■ **Action item**: Every line below that holds the string "date" should be copied out.
** Opening The data block **
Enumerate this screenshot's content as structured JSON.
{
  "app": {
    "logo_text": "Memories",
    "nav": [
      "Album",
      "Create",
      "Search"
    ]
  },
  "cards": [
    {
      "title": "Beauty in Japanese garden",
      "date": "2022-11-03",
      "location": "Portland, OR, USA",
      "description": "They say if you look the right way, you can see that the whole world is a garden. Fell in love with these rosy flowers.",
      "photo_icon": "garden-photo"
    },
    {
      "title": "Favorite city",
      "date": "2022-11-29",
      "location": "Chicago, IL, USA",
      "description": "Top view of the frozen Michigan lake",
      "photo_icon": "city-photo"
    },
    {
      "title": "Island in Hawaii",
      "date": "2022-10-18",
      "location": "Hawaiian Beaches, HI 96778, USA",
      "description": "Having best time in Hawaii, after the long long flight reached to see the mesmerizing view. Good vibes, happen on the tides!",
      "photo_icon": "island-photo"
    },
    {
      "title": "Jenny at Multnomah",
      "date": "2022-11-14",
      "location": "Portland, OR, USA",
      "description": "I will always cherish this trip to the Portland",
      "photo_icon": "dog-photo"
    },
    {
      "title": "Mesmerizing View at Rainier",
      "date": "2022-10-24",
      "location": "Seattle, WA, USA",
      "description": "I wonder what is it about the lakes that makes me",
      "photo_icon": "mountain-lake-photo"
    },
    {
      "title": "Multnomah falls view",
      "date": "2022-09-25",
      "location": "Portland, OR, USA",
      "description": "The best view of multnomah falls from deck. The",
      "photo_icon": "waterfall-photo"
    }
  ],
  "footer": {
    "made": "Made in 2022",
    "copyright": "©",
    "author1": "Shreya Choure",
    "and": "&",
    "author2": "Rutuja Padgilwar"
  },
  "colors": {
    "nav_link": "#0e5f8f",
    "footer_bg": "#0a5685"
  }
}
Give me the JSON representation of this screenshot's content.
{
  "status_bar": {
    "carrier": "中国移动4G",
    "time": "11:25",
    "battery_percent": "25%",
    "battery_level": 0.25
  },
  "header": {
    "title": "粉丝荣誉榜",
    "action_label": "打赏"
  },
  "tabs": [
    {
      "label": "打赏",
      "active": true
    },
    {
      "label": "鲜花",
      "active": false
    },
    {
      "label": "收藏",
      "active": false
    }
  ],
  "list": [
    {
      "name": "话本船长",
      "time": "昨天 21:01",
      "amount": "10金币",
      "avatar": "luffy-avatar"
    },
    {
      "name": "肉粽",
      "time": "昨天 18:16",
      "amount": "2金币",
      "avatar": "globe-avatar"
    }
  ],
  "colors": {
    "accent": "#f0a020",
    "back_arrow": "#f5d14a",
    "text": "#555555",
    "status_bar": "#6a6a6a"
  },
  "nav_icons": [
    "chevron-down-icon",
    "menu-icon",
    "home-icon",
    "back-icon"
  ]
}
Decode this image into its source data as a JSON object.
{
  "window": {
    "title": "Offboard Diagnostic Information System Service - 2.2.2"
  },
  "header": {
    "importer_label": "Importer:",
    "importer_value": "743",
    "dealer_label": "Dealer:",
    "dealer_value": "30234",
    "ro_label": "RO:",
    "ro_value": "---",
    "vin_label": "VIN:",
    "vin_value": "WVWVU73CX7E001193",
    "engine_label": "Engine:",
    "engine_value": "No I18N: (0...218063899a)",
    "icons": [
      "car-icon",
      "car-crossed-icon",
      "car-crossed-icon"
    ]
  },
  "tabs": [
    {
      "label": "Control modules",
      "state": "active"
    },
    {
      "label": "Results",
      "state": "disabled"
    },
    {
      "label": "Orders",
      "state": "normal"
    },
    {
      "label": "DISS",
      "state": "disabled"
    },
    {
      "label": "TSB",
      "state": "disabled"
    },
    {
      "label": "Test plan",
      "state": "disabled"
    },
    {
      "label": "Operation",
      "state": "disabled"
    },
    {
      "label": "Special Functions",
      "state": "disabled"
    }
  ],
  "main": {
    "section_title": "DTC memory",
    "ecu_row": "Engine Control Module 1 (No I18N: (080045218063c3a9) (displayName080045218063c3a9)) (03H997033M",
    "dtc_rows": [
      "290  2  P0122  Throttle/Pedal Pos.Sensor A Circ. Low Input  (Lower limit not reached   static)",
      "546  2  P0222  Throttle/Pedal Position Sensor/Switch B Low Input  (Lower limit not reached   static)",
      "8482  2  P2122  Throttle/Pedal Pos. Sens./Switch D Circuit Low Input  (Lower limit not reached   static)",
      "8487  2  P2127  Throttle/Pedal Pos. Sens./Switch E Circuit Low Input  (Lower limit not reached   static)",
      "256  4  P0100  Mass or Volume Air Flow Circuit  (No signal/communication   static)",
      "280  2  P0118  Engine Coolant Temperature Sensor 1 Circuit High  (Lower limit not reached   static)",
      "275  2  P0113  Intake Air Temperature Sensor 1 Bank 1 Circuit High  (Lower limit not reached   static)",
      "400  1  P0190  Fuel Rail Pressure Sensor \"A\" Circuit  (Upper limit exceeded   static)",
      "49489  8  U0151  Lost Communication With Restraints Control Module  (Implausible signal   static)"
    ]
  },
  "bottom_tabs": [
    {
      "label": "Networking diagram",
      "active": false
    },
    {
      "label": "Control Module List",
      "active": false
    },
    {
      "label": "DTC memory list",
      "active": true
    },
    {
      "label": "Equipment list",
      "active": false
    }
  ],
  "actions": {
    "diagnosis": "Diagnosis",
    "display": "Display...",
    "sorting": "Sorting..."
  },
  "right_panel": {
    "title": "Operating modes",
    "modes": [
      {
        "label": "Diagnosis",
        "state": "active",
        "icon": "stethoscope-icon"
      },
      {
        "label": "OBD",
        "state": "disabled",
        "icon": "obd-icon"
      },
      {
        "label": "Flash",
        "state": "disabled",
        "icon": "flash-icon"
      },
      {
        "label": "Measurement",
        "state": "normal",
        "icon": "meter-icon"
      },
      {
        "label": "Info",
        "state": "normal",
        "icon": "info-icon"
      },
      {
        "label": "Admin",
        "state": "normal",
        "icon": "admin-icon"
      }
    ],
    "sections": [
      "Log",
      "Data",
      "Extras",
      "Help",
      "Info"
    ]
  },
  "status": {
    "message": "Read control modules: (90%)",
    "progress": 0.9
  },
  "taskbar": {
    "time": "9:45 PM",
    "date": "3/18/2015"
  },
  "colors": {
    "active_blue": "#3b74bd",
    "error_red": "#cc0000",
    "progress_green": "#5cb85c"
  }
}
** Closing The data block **
■ **Solved exercise**:
      "date": "2022-11-03",
      "date": "2022-11-29",
      "date": "2022-10-18",
      "date": "2022-11-14",
      "date": "2022-10-24",
      "date": "2022-09-25",
    "date": "3/18/2015"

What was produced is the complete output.